SOUTH CENTRAL BELL TELEPHONE CO. v. ALABAMA
SOUTH CENTRAL BELL TELEPHONE CO. et al. v. ALABAMA et al.
certiorari to the supreme court of alabama
Alabama requires each corporation doing business in that State to pay a franchise tax based on the firm’s capital. The tax for a domestic firm is based on the par value of the firm’s stock, which the firm may set at a level well below its book or market value. An out-of-state firm must pay tax based on the value of the actual amount of capital it employs in the State, with no leeway to control its tax base. Reynolds Metals Company and other corporations sued the state tax authorities, seeking a refund of the foreign franchise tax they had paid on the ground that the tax discriminated against foreign corporations in violation of the Commerce and Equal Protection Clauses.
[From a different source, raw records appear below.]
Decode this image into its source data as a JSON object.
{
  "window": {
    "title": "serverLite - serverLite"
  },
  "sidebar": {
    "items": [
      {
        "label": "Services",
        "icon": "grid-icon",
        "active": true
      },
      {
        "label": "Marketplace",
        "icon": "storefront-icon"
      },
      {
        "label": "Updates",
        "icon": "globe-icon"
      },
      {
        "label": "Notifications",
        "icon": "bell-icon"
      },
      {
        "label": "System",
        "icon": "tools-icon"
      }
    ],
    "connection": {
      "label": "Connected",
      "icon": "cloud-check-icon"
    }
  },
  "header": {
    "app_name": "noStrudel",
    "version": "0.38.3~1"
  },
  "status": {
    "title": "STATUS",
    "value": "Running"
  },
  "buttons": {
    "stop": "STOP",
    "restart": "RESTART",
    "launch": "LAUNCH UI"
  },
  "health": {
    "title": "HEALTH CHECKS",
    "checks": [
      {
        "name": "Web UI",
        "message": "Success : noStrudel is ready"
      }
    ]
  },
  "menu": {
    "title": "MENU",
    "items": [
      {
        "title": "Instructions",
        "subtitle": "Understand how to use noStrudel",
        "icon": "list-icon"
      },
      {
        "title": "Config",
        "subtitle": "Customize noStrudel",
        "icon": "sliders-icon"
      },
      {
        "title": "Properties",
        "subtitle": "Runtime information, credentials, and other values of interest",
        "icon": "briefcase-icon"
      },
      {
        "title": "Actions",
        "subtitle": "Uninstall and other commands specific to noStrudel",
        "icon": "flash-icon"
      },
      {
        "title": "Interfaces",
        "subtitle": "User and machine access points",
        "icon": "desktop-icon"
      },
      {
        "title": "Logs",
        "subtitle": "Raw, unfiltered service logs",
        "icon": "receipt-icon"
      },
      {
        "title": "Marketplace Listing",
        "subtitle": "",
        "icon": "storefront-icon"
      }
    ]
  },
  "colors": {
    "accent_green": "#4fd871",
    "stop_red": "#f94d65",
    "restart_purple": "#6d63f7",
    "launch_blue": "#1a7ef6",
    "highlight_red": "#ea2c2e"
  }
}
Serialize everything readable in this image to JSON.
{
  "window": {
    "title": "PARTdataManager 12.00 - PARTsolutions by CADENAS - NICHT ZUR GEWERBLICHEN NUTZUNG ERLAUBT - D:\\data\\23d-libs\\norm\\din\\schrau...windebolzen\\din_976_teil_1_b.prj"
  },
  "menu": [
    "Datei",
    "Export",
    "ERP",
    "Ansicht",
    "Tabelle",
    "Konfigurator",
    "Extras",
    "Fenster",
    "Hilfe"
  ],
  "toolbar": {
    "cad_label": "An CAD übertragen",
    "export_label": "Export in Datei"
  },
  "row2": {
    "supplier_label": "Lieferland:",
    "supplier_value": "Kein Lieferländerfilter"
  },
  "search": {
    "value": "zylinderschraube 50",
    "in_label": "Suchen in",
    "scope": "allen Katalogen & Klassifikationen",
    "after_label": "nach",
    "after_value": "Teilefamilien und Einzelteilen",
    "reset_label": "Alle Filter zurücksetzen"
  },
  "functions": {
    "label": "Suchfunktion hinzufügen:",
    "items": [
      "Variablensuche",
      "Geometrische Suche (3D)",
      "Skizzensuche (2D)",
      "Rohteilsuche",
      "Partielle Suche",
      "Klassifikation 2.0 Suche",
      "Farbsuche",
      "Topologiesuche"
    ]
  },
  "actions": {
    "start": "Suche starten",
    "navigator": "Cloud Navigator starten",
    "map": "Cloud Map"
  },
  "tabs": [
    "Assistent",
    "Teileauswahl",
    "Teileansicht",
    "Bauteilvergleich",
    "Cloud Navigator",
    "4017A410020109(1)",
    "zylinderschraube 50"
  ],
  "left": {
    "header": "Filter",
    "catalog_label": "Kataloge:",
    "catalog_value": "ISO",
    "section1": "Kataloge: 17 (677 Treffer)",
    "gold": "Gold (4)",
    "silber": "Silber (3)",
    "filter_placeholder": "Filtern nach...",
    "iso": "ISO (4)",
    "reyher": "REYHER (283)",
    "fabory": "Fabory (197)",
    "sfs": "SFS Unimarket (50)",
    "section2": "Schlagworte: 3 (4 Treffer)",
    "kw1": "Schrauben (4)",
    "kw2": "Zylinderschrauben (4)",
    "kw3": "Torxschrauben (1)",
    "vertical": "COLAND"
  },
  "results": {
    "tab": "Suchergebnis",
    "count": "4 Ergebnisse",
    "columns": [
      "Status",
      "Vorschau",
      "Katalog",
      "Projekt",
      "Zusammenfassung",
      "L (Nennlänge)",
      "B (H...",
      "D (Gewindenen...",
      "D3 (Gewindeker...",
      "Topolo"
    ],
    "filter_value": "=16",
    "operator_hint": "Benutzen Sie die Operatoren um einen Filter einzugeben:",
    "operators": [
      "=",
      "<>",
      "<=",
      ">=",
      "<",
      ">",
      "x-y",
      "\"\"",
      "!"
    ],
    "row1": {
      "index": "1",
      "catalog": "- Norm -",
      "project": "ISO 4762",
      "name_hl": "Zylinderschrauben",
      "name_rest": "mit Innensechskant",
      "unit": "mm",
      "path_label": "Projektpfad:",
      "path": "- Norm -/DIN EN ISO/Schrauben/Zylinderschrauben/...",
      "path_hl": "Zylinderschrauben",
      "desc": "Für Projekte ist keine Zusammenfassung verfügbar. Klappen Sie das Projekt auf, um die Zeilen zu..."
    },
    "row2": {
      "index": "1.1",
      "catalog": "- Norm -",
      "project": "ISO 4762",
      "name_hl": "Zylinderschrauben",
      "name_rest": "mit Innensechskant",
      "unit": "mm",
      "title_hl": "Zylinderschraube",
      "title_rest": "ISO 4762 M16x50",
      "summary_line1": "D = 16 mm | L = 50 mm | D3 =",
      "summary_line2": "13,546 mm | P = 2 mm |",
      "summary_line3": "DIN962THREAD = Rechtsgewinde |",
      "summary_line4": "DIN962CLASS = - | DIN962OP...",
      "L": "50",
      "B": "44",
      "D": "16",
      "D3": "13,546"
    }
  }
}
The State Supreme Court rejected the claims, holding that the special burden imposed on foreign corporations simply offset a different burden imposed exclusively on domestic corporations by Alabama’s domestic shares tax. Subsequently, South Central Bell Telephone Company and other foreign corporations went to trial in the present suit, asserting similar Commerce and Equal Protection Clause claims, though in respect to different tax years. The trial court agreed with the Bell plaintiffs that the tax substantially discriminates against foreign corporations, but nonetheless dismissed their claims as barred by res judicata in light of the State Supreme Court’s Reynolds Metals decision. The State Supreme Court affirmed.
1. The State’s argument that this Court lacks appellate jurisdiction under the Eleventh Amendment was considered and rejected in McKesson Corp. v. Division of Alcoholic Beverages and Tobacco, Fla. Dept. of Business Regulation, 496 U. S. 18. That case confirmed a long-established and uniform practice of reviewing state-court decisions on federal matters, regardless of whether the State was the plaintiff or the defendant in the trial court. E.g., id., at 28. The Court will not revisit that relatively recent precedent. Cf. Planned Parenthood of Southeastern Pa. v. Casey, 505 U. S. 833. Pp. 4–6.
2. To the extent that the State Supreme Court based its decision on claim or issue preclusion (res judicata or collateral estoppel), that decision is inconsistent with the Fourteenth Amendment’s due process guarantee. Since Reynolds Metals and this case involve different plaintiffs and tax years, neither is a class action, and no one claims there is privity or some other special relationship between the two sets of plaintiffs, the Bell plaintiffs are “strangers” to the earlier judgment and thus cannot be bound by that judgment. Richards v. Jefferson County, 517 U. S. 793. That the Bell plaintiffs were aware of the Reynolds Metals litigation and that one of the Reynolds Metals lawyers also represented the Bell plaintiffs created no special representational relationship between the earlier and later plaintiffs. Nor could these facts have led the Bell plaintiffs to expect to be precluded, as a res judicata matter, by the earlier judgment itself. Although the Bell plaintiffs, in a letter to the trial court, specifically requested that their case be held in abeyance until Reynolds Metals was decided, the letter was no more than a routine request for continuance and does not distinguish Richards . Pp. 6–8.
3. The state franchise tax on foreign corporations impermissibly discriminates against interstate commerce, in violation of the Commerce Clause. State law gives domestic corporations the ability to reduce their franchise tax liability simply by reducing the par value of their stock, while it denies foreign corporations that same ability. The State cannot justify this discrimination on the ground that the tax is a complementary or compensatory tax that offsets the tax burden that the domestic shares tax imposes upon domestic corporations, since the relevant tax burdens are not roughly approximate, nor are they similar in substance. See, e.g., Oregon Waste Systems, Inc. v. Department of Environmental Quality of Ore., 511 U. S. 93. Alabama imposes its foreign franchise tax on a foreign firm’s decision to do business in the State; it imposes its domestic shares tax on a certain form of property ownership, namely, shares in domestic corporations. The State’s invitation to reconsider and abandon the Court’s negative Commerce Clause cases will not be entertained, as the State did not make clear it intended to make this argument until it filed its brief on the merits. Pp. 8–10.
711 So. 2d 1005, reversed and remanded.
Breyer, J., delivered the opinion for a unanimous Court. O’Connor, J., and Thomas, J., filed concurring opinions.
SOUTH CENTRAL BELL TELEPHONE COMPANY,
et al. , PETITIONERS v. ALABAMA et al.
on writ of certiorari to the supreme court of alabama
Justice O’Connor, concurring.
I join the opinion of the Court, and I agree that the State’s failure to properly raise its challenge to our negative Commerce Clause jurisprudence supports a decision not to pass on the merits of this claim. Ante , at 10. I further note, however, that the State does nothing that would persuade me to reconsider or abandon our well-established body of negative Commerce Clause jurisprudence.